Over the last two months, pipeline protestors have followed the president to nearly every public campaign stop. Groups of 50-100 volunteers are also visiting Obama for America offices in key swing-states to tell the campaign they won’t donate or volunteer for the president unless he stops the pipeline. Major donors are also threatening to drop their support if the project goes through. The Nov. 6 protest is supported by nearly every major environmental group in the country, a number of unions, youth coalitions and indigenous leaders.

“We’ve looked on Google Maps and we think we’ll have enough people to completely surround the property,” said Jamie Henn, a spokesperson with TarSandsAction.org. “We’re not interested in levitating the White House, but we are going to see if we can resurrect the Barack Obama that ran in 2008 and pledged to end the tyranny of oil.”
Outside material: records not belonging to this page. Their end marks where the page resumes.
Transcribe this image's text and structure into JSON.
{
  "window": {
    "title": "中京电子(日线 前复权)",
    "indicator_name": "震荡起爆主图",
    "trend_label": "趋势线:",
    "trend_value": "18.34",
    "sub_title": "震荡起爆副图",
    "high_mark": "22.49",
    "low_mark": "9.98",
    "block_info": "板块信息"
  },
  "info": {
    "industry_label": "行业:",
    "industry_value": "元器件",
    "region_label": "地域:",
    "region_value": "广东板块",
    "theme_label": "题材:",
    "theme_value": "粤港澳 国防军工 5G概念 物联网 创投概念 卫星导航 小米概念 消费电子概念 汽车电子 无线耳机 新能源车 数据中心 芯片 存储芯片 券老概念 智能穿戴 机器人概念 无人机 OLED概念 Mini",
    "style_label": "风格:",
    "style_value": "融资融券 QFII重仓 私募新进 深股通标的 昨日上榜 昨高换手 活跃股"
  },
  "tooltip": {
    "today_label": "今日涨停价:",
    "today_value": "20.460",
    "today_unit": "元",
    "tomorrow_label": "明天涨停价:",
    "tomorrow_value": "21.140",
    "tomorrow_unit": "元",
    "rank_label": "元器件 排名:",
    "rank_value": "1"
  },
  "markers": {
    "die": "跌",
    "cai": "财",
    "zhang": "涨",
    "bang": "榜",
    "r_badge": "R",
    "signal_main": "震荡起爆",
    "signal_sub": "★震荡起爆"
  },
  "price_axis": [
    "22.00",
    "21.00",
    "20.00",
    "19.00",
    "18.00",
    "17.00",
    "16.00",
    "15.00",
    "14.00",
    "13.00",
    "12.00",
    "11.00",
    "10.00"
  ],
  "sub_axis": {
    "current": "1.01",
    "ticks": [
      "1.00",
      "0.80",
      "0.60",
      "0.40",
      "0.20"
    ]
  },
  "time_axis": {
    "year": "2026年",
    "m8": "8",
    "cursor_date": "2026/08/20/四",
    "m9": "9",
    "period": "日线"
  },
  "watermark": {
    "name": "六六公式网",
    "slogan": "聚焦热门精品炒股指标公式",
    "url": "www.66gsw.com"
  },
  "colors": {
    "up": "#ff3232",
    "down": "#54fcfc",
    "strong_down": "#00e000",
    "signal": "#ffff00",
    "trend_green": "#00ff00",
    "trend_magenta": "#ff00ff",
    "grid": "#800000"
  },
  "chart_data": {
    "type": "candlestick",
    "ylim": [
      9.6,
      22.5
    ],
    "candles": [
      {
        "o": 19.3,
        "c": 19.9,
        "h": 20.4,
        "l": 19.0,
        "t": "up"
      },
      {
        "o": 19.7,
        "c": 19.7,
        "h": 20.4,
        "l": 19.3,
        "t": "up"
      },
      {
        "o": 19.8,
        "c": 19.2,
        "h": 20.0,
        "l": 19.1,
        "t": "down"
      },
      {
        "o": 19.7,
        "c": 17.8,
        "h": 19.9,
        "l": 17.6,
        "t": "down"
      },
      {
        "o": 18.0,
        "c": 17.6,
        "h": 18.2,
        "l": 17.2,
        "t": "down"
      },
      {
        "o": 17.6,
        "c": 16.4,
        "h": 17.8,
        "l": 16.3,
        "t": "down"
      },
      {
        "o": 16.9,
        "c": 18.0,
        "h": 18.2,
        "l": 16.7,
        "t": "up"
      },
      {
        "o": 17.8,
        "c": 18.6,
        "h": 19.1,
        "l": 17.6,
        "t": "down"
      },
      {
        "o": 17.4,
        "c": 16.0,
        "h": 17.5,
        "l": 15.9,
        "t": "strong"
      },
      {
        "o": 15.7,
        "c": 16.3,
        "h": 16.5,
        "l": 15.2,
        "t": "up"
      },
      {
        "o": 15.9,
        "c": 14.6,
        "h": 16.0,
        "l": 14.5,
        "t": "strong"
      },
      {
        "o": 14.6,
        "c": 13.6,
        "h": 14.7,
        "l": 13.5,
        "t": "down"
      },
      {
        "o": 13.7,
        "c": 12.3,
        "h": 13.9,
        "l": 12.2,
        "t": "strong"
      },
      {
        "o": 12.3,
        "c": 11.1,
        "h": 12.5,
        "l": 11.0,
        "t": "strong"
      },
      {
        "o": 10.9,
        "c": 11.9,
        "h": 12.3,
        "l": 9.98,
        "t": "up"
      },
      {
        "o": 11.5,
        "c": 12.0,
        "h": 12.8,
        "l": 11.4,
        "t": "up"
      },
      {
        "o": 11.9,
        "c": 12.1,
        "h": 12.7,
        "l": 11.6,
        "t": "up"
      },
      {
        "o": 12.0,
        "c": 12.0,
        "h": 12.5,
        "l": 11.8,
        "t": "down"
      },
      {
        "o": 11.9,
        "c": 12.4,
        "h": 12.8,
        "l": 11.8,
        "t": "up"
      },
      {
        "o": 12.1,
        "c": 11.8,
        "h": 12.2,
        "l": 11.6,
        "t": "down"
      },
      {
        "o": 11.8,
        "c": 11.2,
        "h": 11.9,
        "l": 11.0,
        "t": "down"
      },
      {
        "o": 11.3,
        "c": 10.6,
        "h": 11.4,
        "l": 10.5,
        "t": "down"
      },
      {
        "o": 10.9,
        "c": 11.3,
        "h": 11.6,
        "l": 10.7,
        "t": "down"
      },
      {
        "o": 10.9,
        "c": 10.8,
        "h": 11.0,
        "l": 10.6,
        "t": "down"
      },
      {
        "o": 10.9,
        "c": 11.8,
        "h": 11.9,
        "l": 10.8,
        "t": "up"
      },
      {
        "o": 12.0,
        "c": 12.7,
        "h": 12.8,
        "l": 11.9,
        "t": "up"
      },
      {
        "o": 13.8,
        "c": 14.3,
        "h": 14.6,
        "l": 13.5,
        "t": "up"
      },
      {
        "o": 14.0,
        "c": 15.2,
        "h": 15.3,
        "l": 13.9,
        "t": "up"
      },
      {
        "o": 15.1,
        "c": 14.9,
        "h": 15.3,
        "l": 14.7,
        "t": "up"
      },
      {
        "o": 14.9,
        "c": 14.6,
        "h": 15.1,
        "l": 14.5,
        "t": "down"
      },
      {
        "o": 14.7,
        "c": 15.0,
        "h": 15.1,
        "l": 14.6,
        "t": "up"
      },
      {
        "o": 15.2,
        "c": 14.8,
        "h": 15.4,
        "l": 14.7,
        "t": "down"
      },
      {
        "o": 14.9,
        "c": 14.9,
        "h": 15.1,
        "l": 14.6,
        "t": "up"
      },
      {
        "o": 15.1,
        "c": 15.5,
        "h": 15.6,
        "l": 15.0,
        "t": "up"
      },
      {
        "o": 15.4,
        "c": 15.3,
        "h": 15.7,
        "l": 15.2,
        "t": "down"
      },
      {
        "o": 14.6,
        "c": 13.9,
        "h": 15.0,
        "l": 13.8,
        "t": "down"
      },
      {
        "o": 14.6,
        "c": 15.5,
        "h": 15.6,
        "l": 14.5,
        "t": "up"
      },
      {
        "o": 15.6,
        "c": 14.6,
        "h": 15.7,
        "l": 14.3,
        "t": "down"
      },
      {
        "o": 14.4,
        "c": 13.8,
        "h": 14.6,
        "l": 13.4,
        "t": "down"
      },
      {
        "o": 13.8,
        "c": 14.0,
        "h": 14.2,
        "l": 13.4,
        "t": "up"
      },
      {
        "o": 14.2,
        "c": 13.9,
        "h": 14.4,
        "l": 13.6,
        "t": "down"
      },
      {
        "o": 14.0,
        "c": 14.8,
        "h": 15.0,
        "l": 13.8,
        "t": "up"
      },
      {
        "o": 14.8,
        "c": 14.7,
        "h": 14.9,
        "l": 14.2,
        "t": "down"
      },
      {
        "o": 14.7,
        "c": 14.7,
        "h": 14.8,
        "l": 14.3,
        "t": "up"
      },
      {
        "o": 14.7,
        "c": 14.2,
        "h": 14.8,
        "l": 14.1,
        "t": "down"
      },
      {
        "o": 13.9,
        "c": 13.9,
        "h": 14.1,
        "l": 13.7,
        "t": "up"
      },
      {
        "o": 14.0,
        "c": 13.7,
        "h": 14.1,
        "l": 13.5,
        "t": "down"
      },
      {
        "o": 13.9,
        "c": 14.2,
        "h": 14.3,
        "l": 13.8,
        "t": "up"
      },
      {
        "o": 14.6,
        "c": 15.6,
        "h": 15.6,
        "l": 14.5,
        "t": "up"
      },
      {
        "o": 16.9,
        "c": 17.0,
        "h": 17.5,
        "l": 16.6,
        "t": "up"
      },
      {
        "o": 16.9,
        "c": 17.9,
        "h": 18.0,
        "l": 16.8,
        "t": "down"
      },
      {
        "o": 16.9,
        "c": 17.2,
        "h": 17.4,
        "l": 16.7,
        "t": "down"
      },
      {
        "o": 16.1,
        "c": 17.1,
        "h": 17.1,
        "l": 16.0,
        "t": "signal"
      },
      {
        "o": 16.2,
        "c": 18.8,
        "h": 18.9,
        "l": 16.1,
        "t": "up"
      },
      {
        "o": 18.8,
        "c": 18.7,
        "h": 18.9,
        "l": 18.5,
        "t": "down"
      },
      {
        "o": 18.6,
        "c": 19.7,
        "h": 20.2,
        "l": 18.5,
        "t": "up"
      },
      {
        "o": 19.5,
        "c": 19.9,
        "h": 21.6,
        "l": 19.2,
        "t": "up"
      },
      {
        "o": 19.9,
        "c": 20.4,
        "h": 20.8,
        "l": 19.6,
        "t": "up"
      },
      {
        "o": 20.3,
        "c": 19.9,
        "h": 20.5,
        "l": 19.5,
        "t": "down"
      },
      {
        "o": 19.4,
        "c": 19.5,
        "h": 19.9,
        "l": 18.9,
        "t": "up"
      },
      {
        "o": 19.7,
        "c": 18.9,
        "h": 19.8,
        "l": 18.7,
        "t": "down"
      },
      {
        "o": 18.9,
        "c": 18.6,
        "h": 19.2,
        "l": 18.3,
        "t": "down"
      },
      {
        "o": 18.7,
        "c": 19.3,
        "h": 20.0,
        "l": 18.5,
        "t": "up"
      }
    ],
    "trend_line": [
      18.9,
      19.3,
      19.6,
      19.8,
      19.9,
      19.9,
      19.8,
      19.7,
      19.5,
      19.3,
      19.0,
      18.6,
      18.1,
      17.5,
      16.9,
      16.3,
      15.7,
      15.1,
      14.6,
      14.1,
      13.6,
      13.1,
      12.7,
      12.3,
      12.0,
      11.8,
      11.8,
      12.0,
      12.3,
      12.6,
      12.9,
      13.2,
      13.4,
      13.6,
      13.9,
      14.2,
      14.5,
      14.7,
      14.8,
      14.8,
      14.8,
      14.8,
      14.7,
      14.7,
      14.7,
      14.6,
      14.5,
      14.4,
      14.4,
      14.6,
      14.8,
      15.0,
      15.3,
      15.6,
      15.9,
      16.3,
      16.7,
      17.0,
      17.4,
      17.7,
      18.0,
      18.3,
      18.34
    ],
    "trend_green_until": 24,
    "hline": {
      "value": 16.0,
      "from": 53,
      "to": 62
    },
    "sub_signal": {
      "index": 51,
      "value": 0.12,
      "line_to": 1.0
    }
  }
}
Right now, the pipeline permit determination process is in its final stages. The U.S. Environmental Protection Agency is expected to comment soon on the State Department’s final Environmental Impact Statement for the pipeline. Once each agency has commented on the report, the State Department will issue or deny the pipeline permit on behalf of the president. Agencies then have 15 days to object to the State Department’s conclusion and send the decision directly to the White House. The State Department had indicated that it expected to make a final decision on the pipeline permit by the end of the year, but an official recently told Reuters that the decision might be delayed.

President Obama responded to pipeline protestors in Denver last week, saying, “No decision’s been made and I know your deep concern about it, so we will address it.”

Robert Redford’s video can be found here, and was co-produced with the Natural Resource Defense Council.

For more information, click here.

EcoWatch Daily Newsletter

Pexels

By Danielle Nierenberg and Katherine Walla

As the holiday season ramps up for many across the world, Food Tank is highlighting 15 children's books that will introduce young eaters, growers and innovators to the world of food and agriculture. Authors and organizations are working to show children the importance — and fun — of eating healthy, nutritious and delicious food, growing their own produce, and giving food to others in need.

Read More Show Less
Pixabay

By Alina Petre, MS, RD (CA)

Purple cabbage, also referred to as red cabbage, belongs to the Brassica genus of plants. This group includes nutrient-dense vegetables, such as broccoli, Brussels sprouts, and kale.

Read More Show Less
Sponsored
Pexels

By Lauren Wolahan

For the first time ever, the UN is building out a roadmap for curbing carbon pollution from agriculture. To take part in that process, a coalition of U.S. farmers traveled to the UN climate conference in Madrid, Spain this month to make the case for the role that large-scale farming operations, long criticized for their outsized emissions, can play in addressing climate change.

Read More Show Less
Pexels

By Rachael Link, MS, RD

In recent years, acai bowls have become one of the most hyped-up health foods on the market.

They're prepared from puréed acai berries — which are fruits grown in Central and South America — and served as a smoothie in a bowl or glass, topped with fruit, nuts, seeds, or granola.

Read More Show Less
Investing in grid infrastructure would enable utilities to incorporate modern technology, making the grid more resilient and flexible. STRATMAN2 / FLICKR

By Elliott Negin

The Royal Swedish Academy of Sciences' recent decision to award the 2019 Nobel Prize in Chemistry to scientists who developed rechargeable lithium-ion batteries reminded the world just how transformative they have been. Without them, we wouldn't have smartphones or electric cars. But it's their potential to store electricity generated by the sun and the wind at their peak that promises to be even more revolutionary, reducing our dependence on fossil fuels and protecting the planet from the worst consequences of climate change.

Read More Show Less